An instructor would therefore focus on exercises that flex the foot and increase blood flow to the area. This relieves tension in the calves. He or she may recommend a static calf stretch placing the heel in the well of a Spine Corrector.
In addition, someone with training in Pilates knows the mechanics of taking the focus off one part of the body while strengthening another.
For example, when working on a Trapeze Table with a plantar fasciitis client, he or she would have the wherewithal to utilize Y-loops to take effort away from the lower legs and bring it into the hips instead.
Poor Lower Extremity Alignment
One possible cause for plantar fasciitis that’s missing on the above list is poor lower extremity alignment. This is also a condition helped by Pilates.

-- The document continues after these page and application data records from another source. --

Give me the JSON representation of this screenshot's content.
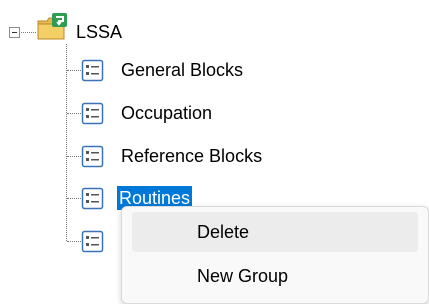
{
  "tree": {
    "root": {
      "label": "LSSA",
      "icon": "project-folder-icon",
      "expanded": true
    },
    "children": [
      {
        "label": "General Blocks",
        "icon": "list-document-icon"
      },
      {
        "label": "Occupation",
        "icon": "list-document-icon"
      },
      {
        "label": "Reference Blocks",
        "icon": "list-document-icon"
      },
      {
        "label": "Routines",
        "icon": "list-document-icon",
        "selected": true
      },
      {
        "label": "",
        "icon": "list-document-icon"
      }
    ]
  },
  "context_menu": {
    "items": [
      {
        "label": "Delete",
        "hovered": true
      },
      {
        "label": "New Group"
      }
    ]
  },
  "colors": {
    "selection": "#0078d7",
    "icon_border": "#3a74b8",
    "menu_hover": "#ececec"
  }
}
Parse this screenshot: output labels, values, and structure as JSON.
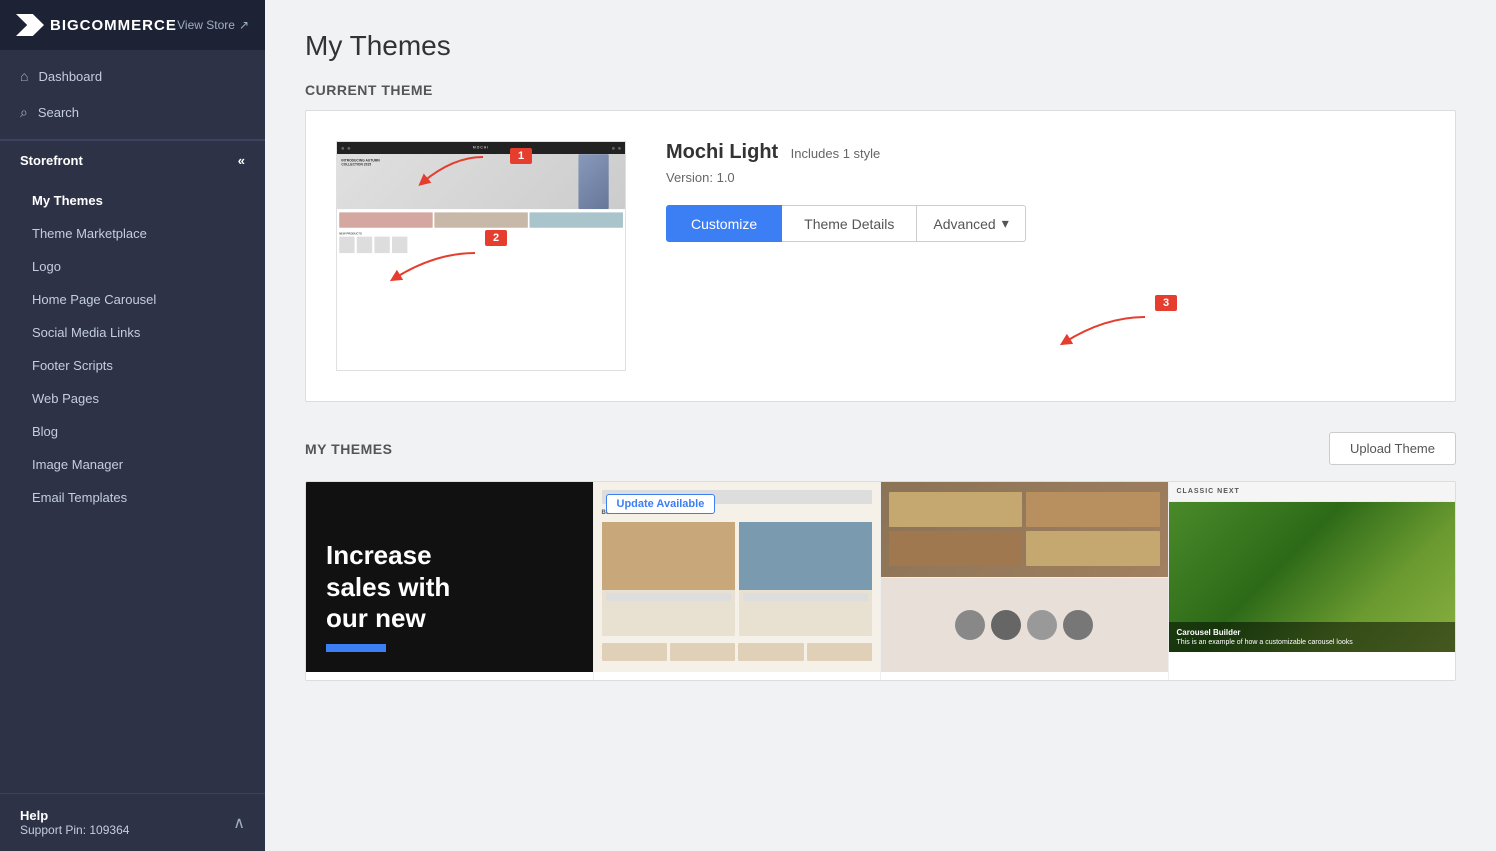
{
  "sidebar": {
    "logo": "BIGCOMMERCE",
    "view_store": "View Store",
    "nav": {
      "dashboard": "Dashboard",
      "search": "Search"
    },
    "storefront_label": "Storefront",
    "storefront_items": [
      {
        "label": "My Themes",
        "active": true
      },
      {
        "label": "Theme Marketplace"
      },
      {
        "label": "Logo"
      },
      {
        "label": "Home Page Carousel"
      },
      {
        "label": "Social Media Links"
      },
      {
        "label": "Footer Scripts"
      },
      {
        "label": "Web Pages"
      },
      {
        "label": "Blog"
      },
      {
        "label": "Image Manager"
      },
      {
        "label": "Email Templates"
      }
    ],
    "footer": {
      "help": "Help",
      "support": "Support Pin: 109364"
    }
  },
  "page": {
    "title": "My Themes",
    "current_theme_label": "Current Theme",
    "my_themes_label": "My Themes"
  },
  "current_theme": {
    "name": "Mochi Light",
    "subtitle": "Includes 1 style",
    "version": "Version: 1.0",
    "btn_customize": "Customize",
    "btn_theme_details": "Theme Details",
    "btn_advanced": "Advanced"
  },
  "my_themes": {
    "btn_upload": "Upload Theme",
    "promo": {
      "line1": "Increase",
      "line2": "sales with",
      "line3": "our new"
    },
    "update_badge": "Update Available",
    "classic_next": "CLASSIC NEXT",
    "classic_next_desc": "This is an example of how a customizable carousel looks"
  },
  "annotations": {
    "badge1": "1",
    "badge2": "2",
    "badge3": "3"
  }
}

It might seem to make sense to just eliminate footwork for clients struggling with plantar fasciitis. But proper footwork is essential for working on leg alignment and strength.

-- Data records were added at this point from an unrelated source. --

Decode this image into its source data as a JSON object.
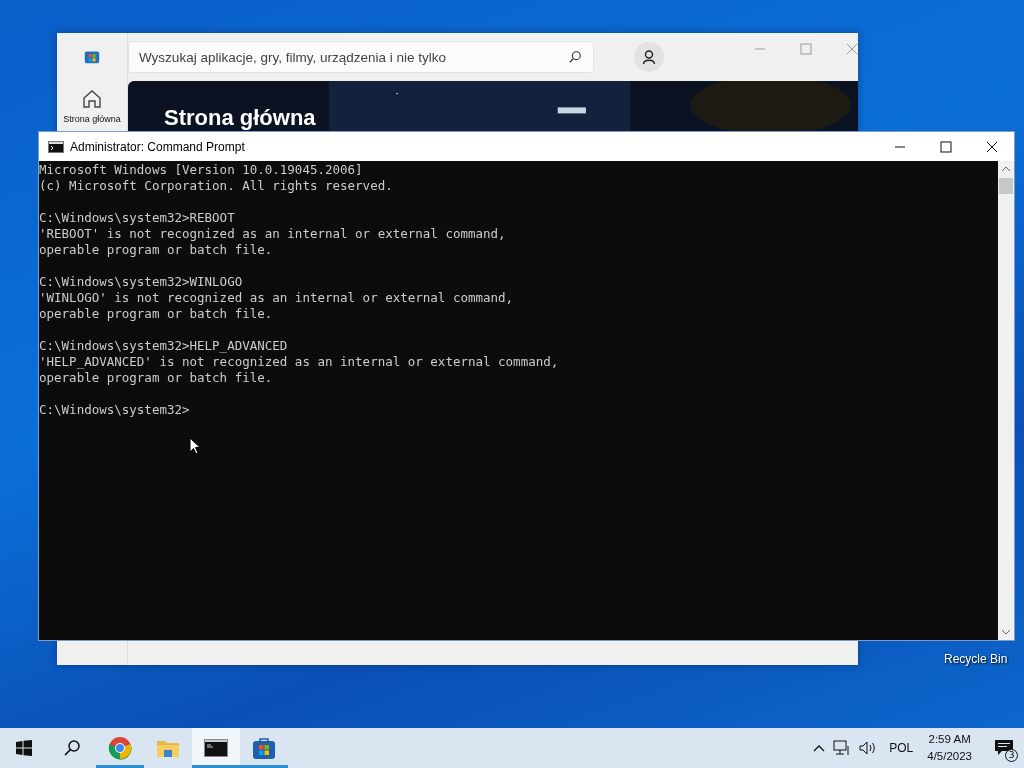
{
  "store_window": {
    "search": {
      "placeholder": "Wyszukaj aplikacje, gry, filmy, urządzenia i nie tylko"
    },
    "sidebar": {
      "items": [
        {
          "label": "Strona główna",
          "selected": true
        }
      ]
    },
    "hero": {
      "title": "Strona główna"
    }
  },
  "cmd_window": {
    "title": "Administrator:  Command Prompt",
    "blocks": [
      [
        "Microsoft Windows [Version 10.0.19045.2006]",
        "(c) Microsoft Corporation. All rights reserved."
      ],
      [
        "C:\\Windows\\system32>REBOOT",
        "'REBOOT' is not recognized as an internal or external command,",
        "operable program or batch file."
      ],
      [
        "C:\\Windows\\system32>WINLOGO",
        "'WINLOGO' is not recognized as an internal or external command,",
        "operable program or batch file."
      ],
      [
        "C:\\Windows\\system32>HELP_ADVANCED",
        "'HELP_ADVANCED' is not recognized as an internal or external command,",
        "operable program or batch file."
      ],
      [
        "C:\\Windows\\system32>"
      ]
    ]
  },
  "desktop_icons": [
    {
      "label": "Recycle Bin"
    }
  ],
  "taskbar": {
    "apps": [
      {
        "kind": "chrome",
        "running": true,
        "selected": false
      },
      {
        "kind": "explorer",
        "running": false,
        "selected": false
      },
      {
        "kind": "cmd",
        "running": true,
        "selected": true
      },
      {
        "kind": "store",
        "running": true,
        "selected": false
      }
    ],
    "language": "POL",
    "time": "2:59 AM",
    "date": "4/5/2023",
    "notifications": "3"
  }
}
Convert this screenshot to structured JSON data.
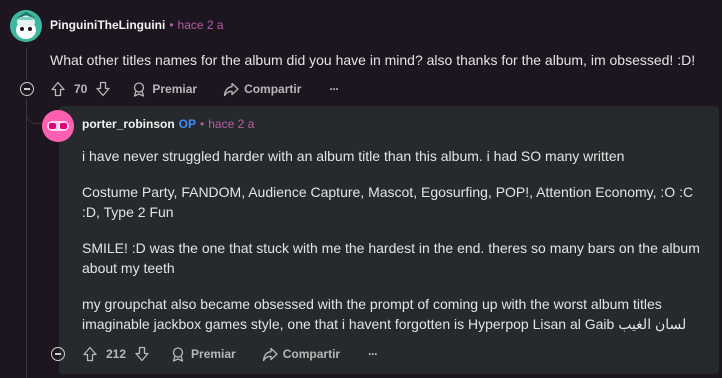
{
  "comment": {
    "username": "PinguiniTheLinguini",
    "separator": "•",
    "time": "hace 2 a",
    "text": "What other titles names for the album did you have in mind? also thanks for the album, im obsessed! :D!",
    "score": "70",
    "award_label": "Premiar",
    "share_label": "Compartir",
    "more_label": "···"
  },
  "reply": {
    "username": "porter_robinson",
    "op_label": "OP",
    "separator": "•",
    "time": "hace 2 a",
    "paragraphs": [
      "i have never struggled harder with an album title than this album. i had SO many written",
      "Costume Party, FANDOM, Audience Capture, Mascot, Egosurfing, POP!, Attention Economy, :O :C :D, Type 2 Fun",
      "SMILE! :D was the one that stuck with me the hardest in the end. theres so many bars on the album about my teeth",
      "my groupchat also became obsessed with the prompt of coming up with the worst album titles imaginable jackbox games style, one that i havent forgotten is Hyperpop Lisan al Gaib لسان الغيب"
    ],
    "score": "212",
    "award_label": "Premiar",
    "share_label": "Compartir",
    "more_label": "···"
  },
  "colors": {
    "background": "#1d1620",
    "reply_panel": "#262a2c",
    "op": "#3d8dff",
    "meta": "#b45fa0"
  }
}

An experienced Pilates instructor will utilize tools and techniques to address lower extremity alignment with the fewest side effects.
There are a number of exercises that require lifting the toes while keeping the ball of the foot down. In doing these, clients can actually see what it means to bring the ankle into a centered position.

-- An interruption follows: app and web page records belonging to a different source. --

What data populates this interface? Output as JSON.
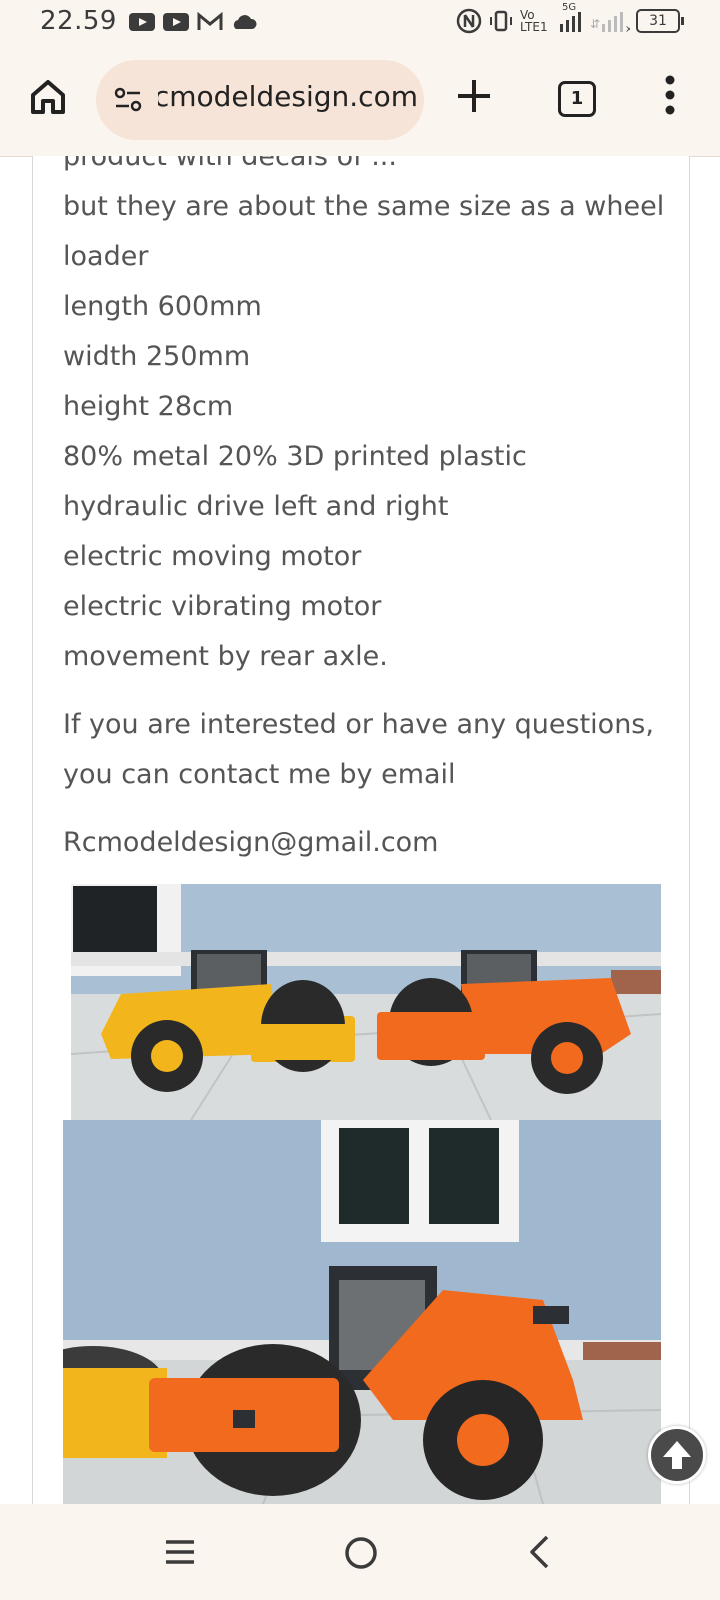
{
  "status_bar": {
    "time": "22.59",
    "network_vo": "Vo",
    "network_lte": "LTE1",
    "network_5g": "5G",
    "battery": "31"
  },
  "toolbar": {
    "url": "rcmodeldesign.com",
    "tab_count": "1"
  },
  "content": {
    "partial_line": "product with decals of ...",
    "lines": [
      "but they are about the same size as a wheel",
      "loader",
      "length 600mm",
      "width 250mm",
      "height 28cm",
      "80% metal 20% 3D printed plastic",
      "hydraulic drive left and right",
      "electric moving motor",
      "electric vibrating motor",
      "movement by rear axle."
    ],
    "contact_line1": "If you are interested or have any questions,",
    "contact_line2": "you can contact me by email",
    "email": "Rcmodeldesign@gmail.com"
  },
  "colors": {
    "chrome_bg": "#fbf5f0",
    "url_pill": "#f7e4d8",
    "body_text": "#555555",
    "roller_yellow": "#f2b51c",
    "roller_orange": "#f26a1e",
    "wall_blue": "#9fb8cf"
  },
  "icons": {
    "home": "home-icon",
    "site_settings": "site-settings-icon",
    "new_tab": "plus-icon",
    "menu": "more-vert-icon",
    "scroll_top": "arrow-up-icon"
  }
}
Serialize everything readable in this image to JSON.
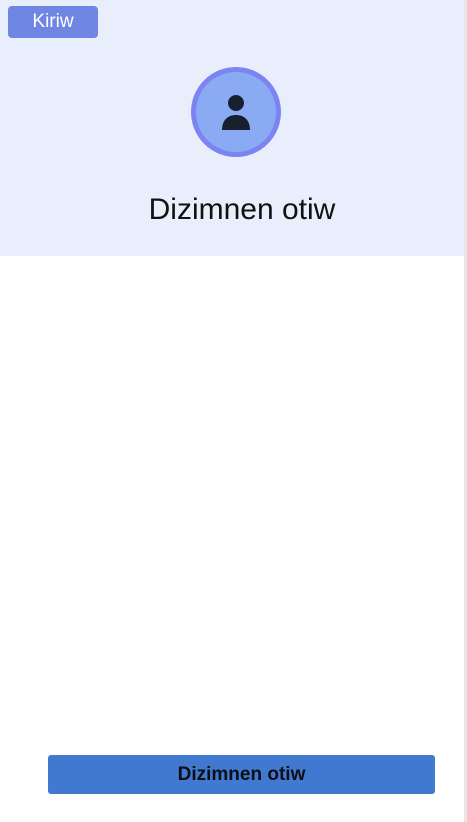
{
  "header": {
    "login_button_label": "Kiriw",
    "title": "Dizimnen otiw",
    "avatar_icon": "person-icon"
  },
  "footer": {
    "primary_button_label": "Dizimnen otiw"
  },
  "colors": {
    "header_background": "#e8eefb",
    "login_button": "#6f86e3",
    "avatar_fill": "#8aaaf3",
    "avatar_border": "#7d84f2",
    "primary_button": "#4179d1"
  }
}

And a stable and aligned ankle joint serves as the foundation for all of the other joints up the leg. Where there is stability, there is far less strain and pulling.
Treating Plantar Fasciitis with Physical Therapy
Another option for treating plantar fasciitis is with physical therapy. Especially physical therapy based in Pilates. This can be an especially helpful route if it’s difficult to pinpoint the underlying cause(s) of the condition.
A physical therapist has knowledge of a number of modalities that can help improve mobility and decrease pain for clients with plantar fasciitis.
He or she is trained to assess the situation and identify any biomechanical faults in order to determine the best course of action.
Once armed with a comprehensive understanding of the individual’s situation, a physical therapist then offers specific instructions on what actions to take, as well as the reasons for taking those actions.
He or she may, for example, have the client do something as simple as pick up marbles with the toes so that they actively work to flex and stretch the foot muscles.
Another component of a treatment plan may include something like using kinesiology tape to support the foot’s natural arch and increase circulation, while providing neural stimulation to the foot and ankle.
Ideally, the physical therapist would instruct the client on proper methods of kinesiology taping in such a situation.
These are, of course, just two of many MANY options a physical therapist can extract from their toolbox.
Understanding Your Pain
Treating plantar fasciitis is like so many other conditions in that having an understanding of the underlying causes can help tremendously toward healing.
So if you’re struggling with pain in the arch of your foot or heel, contact us today. And start finding pain relief through Pilates and physical therapy.